##### Given records #####

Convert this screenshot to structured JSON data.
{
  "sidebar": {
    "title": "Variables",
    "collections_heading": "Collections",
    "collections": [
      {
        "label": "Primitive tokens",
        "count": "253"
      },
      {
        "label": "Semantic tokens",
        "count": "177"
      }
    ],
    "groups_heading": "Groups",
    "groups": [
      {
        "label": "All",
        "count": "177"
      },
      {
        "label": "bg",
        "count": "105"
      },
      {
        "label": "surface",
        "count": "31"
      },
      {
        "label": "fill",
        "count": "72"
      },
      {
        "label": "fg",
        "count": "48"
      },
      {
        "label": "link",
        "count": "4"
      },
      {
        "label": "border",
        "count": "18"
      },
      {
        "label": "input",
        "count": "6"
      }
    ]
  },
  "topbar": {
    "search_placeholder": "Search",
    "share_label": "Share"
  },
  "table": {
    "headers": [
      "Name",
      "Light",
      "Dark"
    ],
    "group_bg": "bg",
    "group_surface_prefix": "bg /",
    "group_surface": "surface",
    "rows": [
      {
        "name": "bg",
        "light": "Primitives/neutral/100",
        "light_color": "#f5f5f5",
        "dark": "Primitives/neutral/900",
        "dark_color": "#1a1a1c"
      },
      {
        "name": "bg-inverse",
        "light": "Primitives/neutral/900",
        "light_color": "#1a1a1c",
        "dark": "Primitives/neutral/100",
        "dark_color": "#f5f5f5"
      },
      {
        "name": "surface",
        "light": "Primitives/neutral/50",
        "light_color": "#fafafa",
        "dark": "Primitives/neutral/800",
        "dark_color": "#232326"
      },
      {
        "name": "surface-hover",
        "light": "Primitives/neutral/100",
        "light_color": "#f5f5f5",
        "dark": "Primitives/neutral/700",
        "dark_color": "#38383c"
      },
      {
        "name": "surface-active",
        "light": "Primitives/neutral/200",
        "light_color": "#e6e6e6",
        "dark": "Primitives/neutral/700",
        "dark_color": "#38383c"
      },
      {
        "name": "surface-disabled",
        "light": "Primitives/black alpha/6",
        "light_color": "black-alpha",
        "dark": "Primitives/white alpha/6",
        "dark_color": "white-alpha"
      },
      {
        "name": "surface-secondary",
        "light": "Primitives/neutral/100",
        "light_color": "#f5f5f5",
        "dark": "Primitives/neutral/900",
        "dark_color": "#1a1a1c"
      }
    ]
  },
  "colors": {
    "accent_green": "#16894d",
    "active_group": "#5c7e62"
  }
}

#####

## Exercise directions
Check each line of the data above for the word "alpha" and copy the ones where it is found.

## Exercise result
        "light": "Primitives/black alpha/6",
        "light_color": "black-alpha",
        "dark": "Primitives/white alpha/6",
        "dark_color": "white-alpha"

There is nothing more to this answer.